------ Source data

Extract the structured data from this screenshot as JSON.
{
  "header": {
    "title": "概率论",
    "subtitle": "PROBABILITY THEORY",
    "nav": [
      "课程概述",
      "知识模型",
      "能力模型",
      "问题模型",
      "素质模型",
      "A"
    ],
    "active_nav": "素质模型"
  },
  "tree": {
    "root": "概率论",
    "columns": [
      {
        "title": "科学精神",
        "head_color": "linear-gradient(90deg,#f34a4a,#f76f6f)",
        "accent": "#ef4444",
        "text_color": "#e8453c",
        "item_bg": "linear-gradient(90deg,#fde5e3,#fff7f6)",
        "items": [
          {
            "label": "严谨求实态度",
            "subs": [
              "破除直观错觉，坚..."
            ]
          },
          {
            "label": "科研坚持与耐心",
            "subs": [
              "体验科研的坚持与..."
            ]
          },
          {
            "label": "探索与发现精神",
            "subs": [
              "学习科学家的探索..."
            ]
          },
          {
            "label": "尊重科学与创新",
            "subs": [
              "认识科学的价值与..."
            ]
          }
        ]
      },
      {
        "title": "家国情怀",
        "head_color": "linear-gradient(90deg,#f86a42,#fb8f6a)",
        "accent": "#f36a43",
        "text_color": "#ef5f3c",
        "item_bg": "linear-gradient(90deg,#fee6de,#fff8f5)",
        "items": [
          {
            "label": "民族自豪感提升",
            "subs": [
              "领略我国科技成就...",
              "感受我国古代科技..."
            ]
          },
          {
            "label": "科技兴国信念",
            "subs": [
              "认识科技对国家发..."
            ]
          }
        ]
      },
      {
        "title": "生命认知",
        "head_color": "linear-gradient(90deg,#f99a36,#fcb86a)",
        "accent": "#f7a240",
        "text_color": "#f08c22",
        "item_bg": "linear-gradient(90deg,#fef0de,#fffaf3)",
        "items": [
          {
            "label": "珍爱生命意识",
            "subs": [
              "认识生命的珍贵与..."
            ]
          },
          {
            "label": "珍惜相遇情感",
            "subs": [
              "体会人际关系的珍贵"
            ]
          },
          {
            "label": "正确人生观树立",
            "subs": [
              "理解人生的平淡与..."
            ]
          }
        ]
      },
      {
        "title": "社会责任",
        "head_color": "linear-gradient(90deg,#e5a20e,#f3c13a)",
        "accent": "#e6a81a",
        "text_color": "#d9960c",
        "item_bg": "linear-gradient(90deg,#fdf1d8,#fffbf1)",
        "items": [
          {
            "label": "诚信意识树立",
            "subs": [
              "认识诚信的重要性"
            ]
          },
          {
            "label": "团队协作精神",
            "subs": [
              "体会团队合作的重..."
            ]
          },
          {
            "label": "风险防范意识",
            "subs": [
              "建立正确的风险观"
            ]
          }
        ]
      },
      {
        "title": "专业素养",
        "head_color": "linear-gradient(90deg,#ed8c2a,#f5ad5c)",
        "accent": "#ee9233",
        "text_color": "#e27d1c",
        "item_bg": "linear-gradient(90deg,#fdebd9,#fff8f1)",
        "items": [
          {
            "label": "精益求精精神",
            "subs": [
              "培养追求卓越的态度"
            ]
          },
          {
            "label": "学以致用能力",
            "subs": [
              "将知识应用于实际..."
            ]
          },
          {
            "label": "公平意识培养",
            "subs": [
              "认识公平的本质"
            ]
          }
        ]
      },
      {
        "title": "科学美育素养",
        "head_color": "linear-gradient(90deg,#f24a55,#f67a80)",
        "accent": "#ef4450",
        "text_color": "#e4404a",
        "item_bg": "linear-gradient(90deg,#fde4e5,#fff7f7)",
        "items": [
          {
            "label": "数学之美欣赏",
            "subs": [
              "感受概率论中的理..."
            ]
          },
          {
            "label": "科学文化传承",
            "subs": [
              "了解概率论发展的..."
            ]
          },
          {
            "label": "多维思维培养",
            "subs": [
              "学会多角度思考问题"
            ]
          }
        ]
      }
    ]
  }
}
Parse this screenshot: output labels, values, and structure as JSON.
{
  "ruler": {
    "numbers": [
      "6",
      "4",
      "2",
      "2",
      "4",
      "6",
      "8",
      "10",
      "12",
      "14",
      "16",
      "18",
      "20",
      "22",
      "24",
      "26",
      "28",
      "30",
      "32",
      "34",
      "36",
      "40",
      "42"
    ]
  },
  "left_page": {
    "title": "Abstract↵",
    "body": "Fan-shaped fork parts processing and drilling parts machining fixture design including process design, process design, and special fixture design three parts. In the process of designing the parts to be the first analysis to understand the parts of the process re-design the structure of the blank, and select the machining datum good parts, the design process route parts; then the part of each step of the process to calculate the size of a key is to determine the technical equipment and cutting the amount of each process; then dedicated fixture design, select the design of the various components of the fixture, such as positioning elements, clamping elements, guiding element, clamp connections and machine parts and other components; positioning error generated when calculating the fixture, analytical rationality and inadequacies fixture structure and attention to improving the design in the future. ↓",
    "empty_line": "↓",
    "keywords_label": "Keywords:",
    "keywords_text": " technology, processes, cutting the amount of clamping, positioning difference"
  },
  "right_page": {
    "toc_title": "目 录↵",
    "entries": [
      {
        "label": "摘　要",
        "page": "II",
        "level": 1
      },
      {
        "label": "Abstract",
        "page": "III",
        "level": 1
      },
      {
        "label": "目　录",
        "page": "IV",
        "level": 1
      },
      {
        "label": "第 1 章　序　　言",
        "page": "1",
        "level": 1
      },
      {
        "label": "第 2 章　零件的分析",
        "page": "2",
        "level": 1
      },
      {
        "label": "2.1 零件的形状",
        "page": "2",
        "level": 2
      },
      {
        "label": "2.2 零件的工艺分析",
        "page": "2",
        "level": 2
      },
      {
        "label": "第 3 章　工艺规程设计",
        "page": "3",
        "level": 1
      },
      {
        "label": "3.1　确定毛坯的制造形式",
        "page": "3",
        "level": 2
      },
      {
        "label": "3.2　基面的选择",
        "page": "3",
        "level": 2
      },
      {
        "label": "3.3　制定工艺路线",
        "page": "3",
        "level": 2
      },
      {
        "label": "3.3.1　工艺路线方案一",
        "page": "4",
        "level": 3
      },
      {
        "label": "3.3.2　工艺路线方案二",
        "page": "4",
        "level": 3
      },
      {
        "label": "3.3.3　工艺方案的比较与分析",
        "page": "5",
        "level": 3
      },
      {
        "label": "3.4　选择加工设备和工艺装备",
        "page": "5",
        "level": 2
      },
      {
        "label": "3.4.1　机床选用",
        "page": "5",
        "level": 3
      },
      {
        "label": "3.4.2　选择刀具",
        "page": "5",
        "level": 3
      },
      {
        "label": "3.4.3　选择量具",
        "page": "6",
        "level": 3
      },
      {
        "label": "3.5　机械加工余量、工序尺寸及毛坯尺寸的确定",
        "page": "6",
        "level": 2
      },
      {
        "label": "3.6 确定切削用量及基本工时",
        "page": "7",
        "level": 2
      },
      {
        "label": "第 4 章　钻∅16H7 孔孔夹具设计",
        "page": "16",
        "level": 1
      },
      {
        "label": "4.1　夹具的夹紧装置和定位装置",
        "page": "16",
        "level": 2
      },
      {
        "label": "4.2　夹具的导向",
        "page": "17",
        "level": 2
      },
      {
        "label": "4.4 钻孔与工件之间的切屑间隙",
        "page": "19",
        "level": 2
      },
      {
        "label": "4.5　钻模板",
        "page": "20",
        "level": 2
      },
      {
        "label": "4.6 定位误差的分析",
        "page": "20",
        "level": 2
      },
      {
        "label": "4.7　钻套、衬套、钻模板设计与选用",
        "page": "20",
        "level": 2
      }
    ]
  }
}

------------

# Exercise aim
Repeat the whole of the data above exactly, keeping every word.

# Task output
Extract the structured data from this screenshot as JSON.
{
  "header": {
    "title": "概率论",
    "subtitle": "PROBABILITY THEORY",
    "nav": [
      "课程概述",
      "知识模型",
      "能力模型",
      "问题模型",
      "素质模型",
      "A"
    ],
    "active_nav": "素质模型"
  },
  "tree": {
    "root": "概率论",
    "columns": [
      {
        "title": "科学精神",
        "head_color": "linear-gradient(90deg,#f34a4a,#f76f6f)",
        "accent": "#ef4444",
        "text_color": "#e8453c",
        "item_bg": "linear-gradient(90deg,#fde5e3,#fff7f6)",
        "items": [
          {
            "label": "严谨求实态度",
            "subs": [
              "破除直观错觉，坚..."
            ]
          },
          {
            "label": "科研坚持与耐心",
            "subs": [
              "体验科研的坚持与..."
            ]
          },
          {
            "label": "探索与发现精神",
            "subs": [
              "学习科学家的探索..."
            ]
          },
          {
            "label": "尊重科学与创新",
            "subs": [
              "认识科学的价值与..."
            ]
          }
        ]
      },
      {
        "title": "家国情怀",
        "head_color": "linear-gradient(90deg,#f86a42,#fb8f6a)",
        "accent": "#f36a43",
        "text_color": "#ef5f3c",
        "item_bg": "linear-gradient(90deg,#fee6de,#fff8f5)",
        "items": [
          {
            "label": "民族自豪感提升",
            "subs": [
              "领略我国科技成就...",
              "感受我国古代科技..."
            ]
          },
          {
            "label": "科技兴国信念",
            "subs": [
              "认识科技对国家发..."
            ]
          }
        ]
      },
      {
        "title": "生命认知",
        "head_color": "linear-gradient(90deg,#f99a36,#fcb86a)",
        "accent": "#f7a240",
        "text_color": "#f08c22",
        "item_bg": "linear-gradient(90deg,#fef0de,#fffaf3)",
        "items": [
          {
            "label": "珍爱生命意识",
            "subs": [
              "认识生命的珍贵与..."
            ]
          },
          {
            "label": "珍惜相遇情感",
            "subs": [
              "体会人际关系的珍贵"
            ]
          },
          {
            "label": "正确人生观树立",
            "subs": [
              "理解人生的平淡与..."
            ]
          }
        ]
      },
      {
        "title": "社会责任",
        "head_color": "linear-gradient(90deg,#e5a20e,#f3c13a)",
        "accent": "#e6a81a",
        "text_color": "#d9960c",
        "item_bg": "linear-gradient(90deg,#fdf1d8,#fffbf1)",
        "items": [
          {
            "label": "诚信意识树立",
            "subs": [
              "认识诚信的重要性"
            ]
          },
          {
            "label": "团队协作精神",
            "subs": [
              "体会团队合作的重..."
            ]
          },
          {
            "label": "风险防范意识",
            "subs": [
              "建立正确的风险观"
            ]
          }
        ]
      },
      {
        "title": "专业素养",
        "head_color": "linear-gradient(90deg,#ed8c2a,#f5ad5c)",
        "accent": "#ee9233",
        "text_color": "#e27d1c",
        "item_bg": "linear-gradient(90deg,#fdebd9,#fff8f1)",
        "items": [
          {
            "label": "精益求精精神",
            "subs": [
              "培养追求卓越的态度"
            ]
          },
          {
            "label": "学以致用能力",
            "subs": [
              "将知识应用于实际..."
            ]
          },
          {
            "label": "公平意识培养",
            "subs": [
              "认识公平的本质"
            ]
          }
        ]
      },
      {
        "title": "科学美育素养",
        "head_color": "linear-gradient(90deg,#f24a55,#f67a80)",
        "accent": "#ef4450",
        "text_color": "#e4404a",
        "item_bg": "linear-gradient(90deg,#fde4e5,#fff7f7)",
        "items": [
          {
            "label": "数学之美欣赏",
            "subs": [
              "感受概率论中的理..."
            ]
          },
          {
            "label": "科学文化传承",
            "subs": [
              "了解概率论发展的..."
            ]
          },
          {
            "label": "多维思维培养",
            "subs": [
              "学会多角度思考问题"
            ]
          }
        ]
      }
    ]
  }
}
Parse this screenshot: output labels, values, and structure as JSON.
{
  "ruler": {
    "numbers": [
      "6",
      "4",
      "2",
      "2",
      "4",
      "6",
      "8",
      "10",
      "12",
      "14",
      "16",
      "18",
      "20",
      "22",
      "24",
      "26",
      "28",
      "30",
      "32",
      "34",
      "36",
      "40",
      "42"
    ]
  },
  "left_page": {
    "title": "Abstract↵",
    "body": "Fan-shaped fork parts processing and drilling parts machining fixture design including process design, process design, and special fixture design three parts. In the process of designing the parts to be the first analysis to understand the parts of the process re-design the structure of the blank, and select the machining datum good parts, the design process route parts; then the part of each step of the process to calculate the size of a key is to determine the technical equipment and cutting the amount of each process; then dedicated fixture design, select the design of the various components of the fixture, such as positioning elements, clamping elements, guiding element, clamp connections and machine parts and other components; positioning error generated when calculating the fixture, analytical rationality and inadequacies fixture structure and attention to improving the design in the future. ↓",
    "empty_line": "↓",
    "keywords_label": "Keywords:",
    "keywords_text": " technology, processes, cutting the amount of clamping, positioning difference"
  },
  "right_page": {
    "toc_title": "目 录↵",
    "entries": [
      {
        "label": "摘　要",
        "page": "II",
        "level": 1
      },
      {
        "label": "Abstract",
        "page": "III",
        "level": 1
      },
      {
        "label": "目　录",
        "page": "IV",
        "level": 1
      },
      {
        "label": "第 1 章　序　　言",
        "page": "1",
        "level": 1
      },
      {
        "label": "第 2 章　零件的分析",
        "page": "2",
        "level": 1
      },
      {
        "label": "2.1 零件的形状",
        "page": "2",
        "level": 2
      },
      {
        "label": "2.2 零件的工艺分析",
        "page": "2",
        "level": 2
      },
      {
        "label": "第 3 章　工艺规程设计",
        "page": "3",
        "level": 1
      },
      {
        "label": "3.1　确定毛坯的制造形式",
        "page": "3",
        "level": 2
      },
      {
        "label": "3.2　基面的选择",
        "page": "3",
        "level": 2
      },
      {
        "label": "3.3　制定工艺路线",
        "page": "3",
        "level": 2
      },
      {
        "label": "3.3.1　工艺路线方案一",
        "page": "4",
        "level": 3
      },
      {
        "label": "3.3.2　工艺路线方案二",
        "page": "4",
        "level": 3
      },
      {
        "label": "3.3.3　工艺方案的比较与分析",
        "page": "5",
        "level": 3
      },
      {
        "label": "3.4　选择加工设备和工艺装备",
        "page": "5",
        "level": 2
      },
      {
        "label": "3.4.1　机床选用",
        "page": "5",
        "level": 3
      },
      {
        "label": "3.4.2　选择刀具",
        "page": "5",
        "level": 3
      },
      {
        "label": "3.4.3　选择量具",
        "page": "6",
        "level": 3
      },
      {
        "label": "3.5　机械加工余量、工序尺寸及毛坯尺寸的确定",
        "page": "6",
        "level": 2
      },
      {
        "label": "3.6 确定切削用量及基本工时",
        "page": "7",
        "level": 2
      },
      {
        "label": "第 4 章　钻∅16H7 孔孔夹具设计",
        "page": "16",
        "level": 1
      },
      {
        "label": "4.1　夹具的夹紧装置和定位装置",
        "page": "16",
        "level": 2
      },
      {
        "label": "4.2　夹具的导向",
        "page": "17",
        "level": 2
      },
      {
        "label": "4.4 钻孔与工件之间的切屑间隙",
        "page": "19",
        "level": 2
      },
      {
        "label": "4.5　钻模板",
        "page": "20",
        "level": 2
      },
      {
        "label": "4.6 定位误差的分析",
        "page": "20",
        "level": 2
      },
      {
        "label": "4.7　钻套、衬套、钻模板设计与选用",
        "page": "20",
        "level": 2
      }
    ]
  }
}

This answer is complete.